Current Date: Sat, 07 Dec 2013 20:18:13 -0500
President Obama’s speech Thursday laid out a new set of priorities for his administration pertaining to comprehensive immigration reform.
The president’s new and controversial agenda brought strong reactions from both sides of the debate in North Carolina, home to 500,000 Hispanics as of 2004 — about 60 percent of whom are either naturalized, have obtained a visa, or are undocumented, according to a 2006 study by UNC’s Kenan-Flagler Business School.
Just three days after three young women ended their hunger strike in downtown Raleigh, a two-week effort to bring attention to the DREAM Act, the Development, Relief and Education of Alien Minors Act, Obama voiced his support for the act on Thursday.

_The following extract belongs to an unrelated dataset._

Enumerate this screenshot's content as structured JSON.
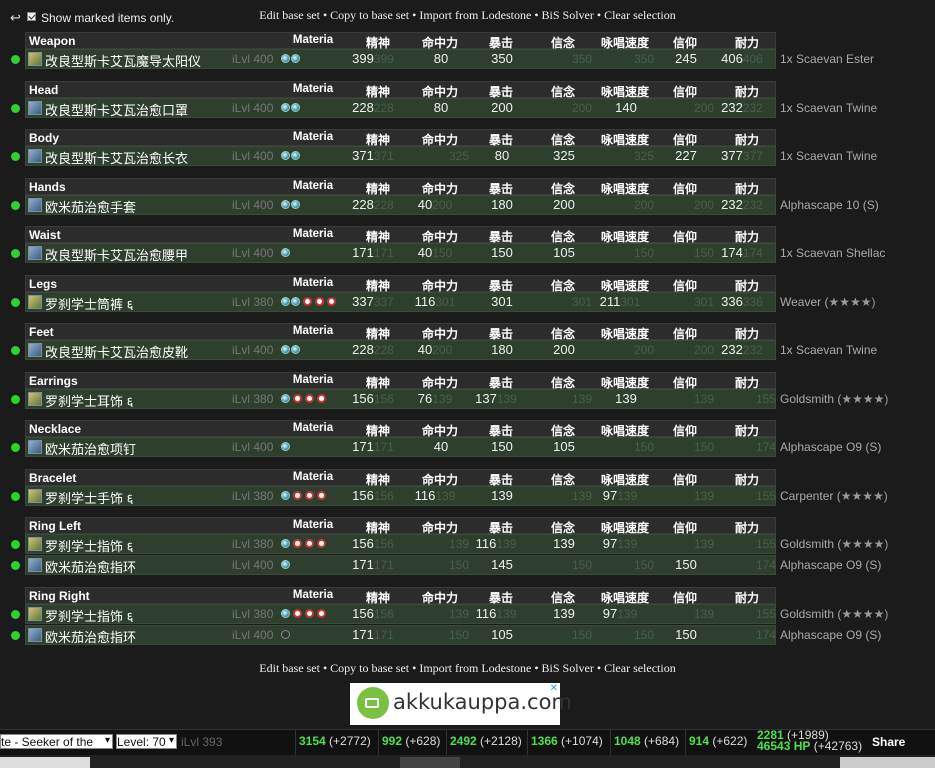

“We should stop punishing innocent young people for the actions of their parents by denying them the chance to stay here and earn an education and contribute their talents to build the country where they’ve grown up,” Obama said in his speech.
“The DREAM Act would do this, and that’s why I supported this bill as a state legislator and as a U.S. senator — and why I continue to support it as president.”
The N.C. Justice Center, which advocates comprehensive immigration reform nationwide and statewide, supports the president’s remarks.
“What we really need is an accessible path to timely legal status and citizenship for workers and families currently living in the U.S.,” said Dani Martinez-Moore, immigrant network coordinator for the N.C. Justice Center.
“The DREAM Act is a common-sense proposal that would be a great first step.”
The center did however criticize the president’s speech, adding that he did not mention that 1,000 immigrants are deported every day under the Obama administration, more than were deported under President George W. Bush, according to the center.
“President Obama is correct that comprehensive immigration reform is long overdue,” Martinez Moore said. “But meaningful action has to follow his words if this speech is to have any impact.”
Americans for Legal Immigration, a political action committee out of Raleigh, will take on this new presidential agenda from the other side by pushing for more enforcement at the border and stepped-up deportation efforts for those living in the States illegally.
“Americans want immigration enforcement, instead of Obama’s Amnesty,” said ALIPAC president William Gheen.
“We expect voters to punish Amnesty supporters in the 2010 elections.”